> **DATASET RECORDS**:
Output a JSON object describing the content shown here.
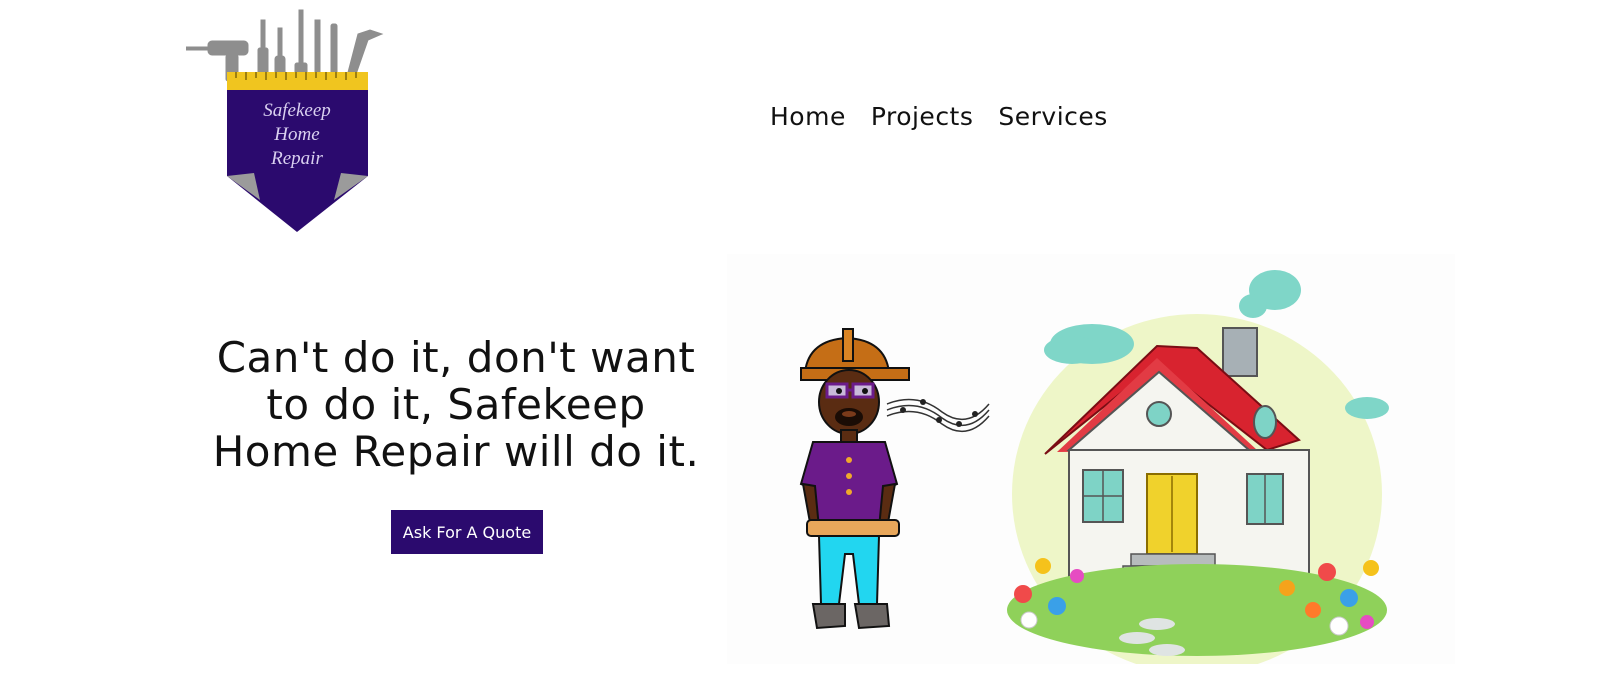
{
  "logo": {
    "line1": "Safekeep",
    "line2": "Home",
    "line3": "Repair"
  },
  "nav": {
    "items": [
      {
        "label": "Home"
      },
      {
        "label": "Projects"
      },
      {
        "label": "Services"
      }
    ]
  },
  "hero": {
    "headline": "Can't do it, don't want to do it, Safekeep Home Repair will do it.",
    "cta_label": "Ask For A Quote"
  },
  "colors": {
    "brand_purple": "#2b0a6e",
    "ruler_yellow": "#f0c51f",
    "tool_gray": "#8e8e8e",
    "roof_red": "#d8232f"
  },
  "icons": {
    "logo": "tool-belt-pocket-logo",
    "illustration": "handyman-and-house-illustration"
  }
}
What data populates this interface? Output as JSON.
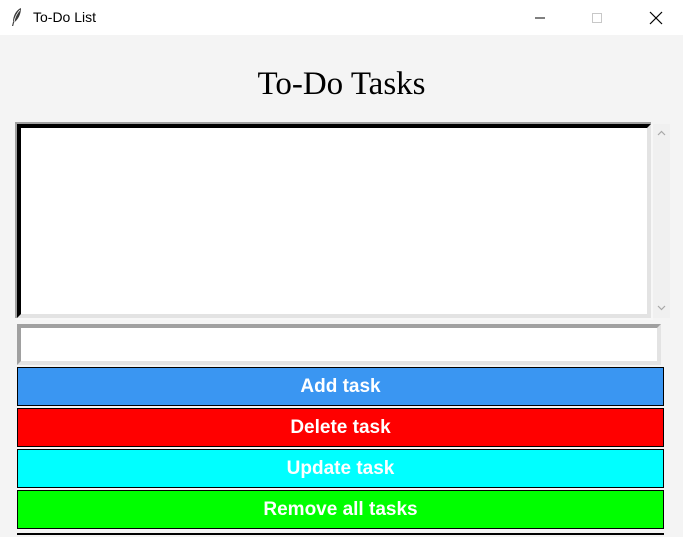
{
  "window": {
    "title": "To-Do List",
    "icon": "feather-icon"
  },
  "heading": "To-Do Tasks",
  "task_list": {
    "items": []
  },
  "task_input": {
    "value": "",
    "placeholder": ""
  },
  "buttons": {
    "add": {
      "label": "Add task",
      "color": "#3a96f2"
    },
    "delete": {
      "label": "Delete task",
      "color": "#ff0000"
    },
    "update": {
      "label": "Update task",
      "color": "#00ffff"
    },
    "remove_all": {
      "label": "Remove all tasks",
      "color": "#00ff00"
    }
  }
}
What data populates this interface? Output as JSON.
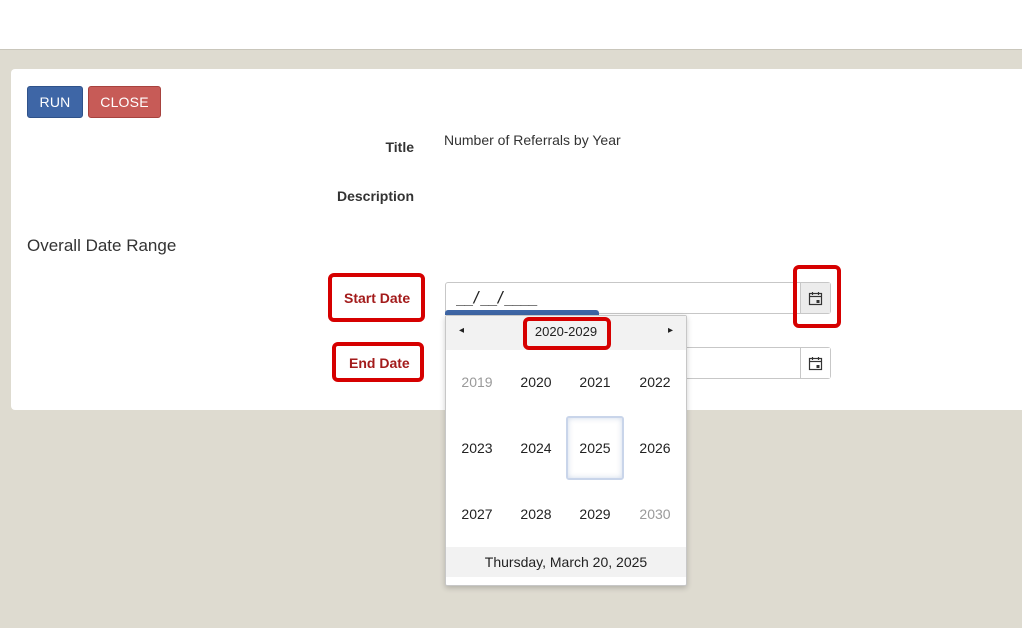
{
  "toolbar": {
    "run_label": "RUN",
    "close_label": "CLOSE"
  },
  "form": {
    "title_label": "Title",
    "title_value": "Number of Referrals by Year",
    "description_label": "Description",
    "section_heading": "Overall Date Range",
    "start_date_label": "Start Date",
    "start_date_value": "__/__/____",
    "end_date_label": "End Date"
  },
  "calendar": {
    "decade_label": "2020-2029",
    "prev_label": "◂",
    "next_label": "▸",
    "years": [
      {
        "label": "2019",
        "muted": true
      },
      {
        "label": "2020",
        "muted": false
      },
      {
        "label": "2021",
        "muted": false
      },
      {
        "label": "2022",
        "muted": false
      },
      {
        "label": "2023",
        "muted": false
      },
      {
        "label": "2024",
        "muted": false
      },
      {
        "label": "2025",
        "muted": false,
        "selected": true
      },
      {
        "label": "2026",
        "muted": false
      },
      {
        "label": "2027",
        "muted": false
      },
      {
        "label": "2028",
        "muted": false
      },
      {
        "label": "2029",
        "muted": false
      },
      {
        "label": "2030",
        "muted": true
      }
    ],
    "today_label": "Thursday, March 20, 2025"
  },
  "colors": {
    "accent": "#3e66a6",
    "danger": "#c75b57",
    "highlight": "#d60000"
  }
}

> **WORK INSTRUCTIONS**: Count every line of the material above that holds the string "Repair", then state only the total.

> **REPLY**: 2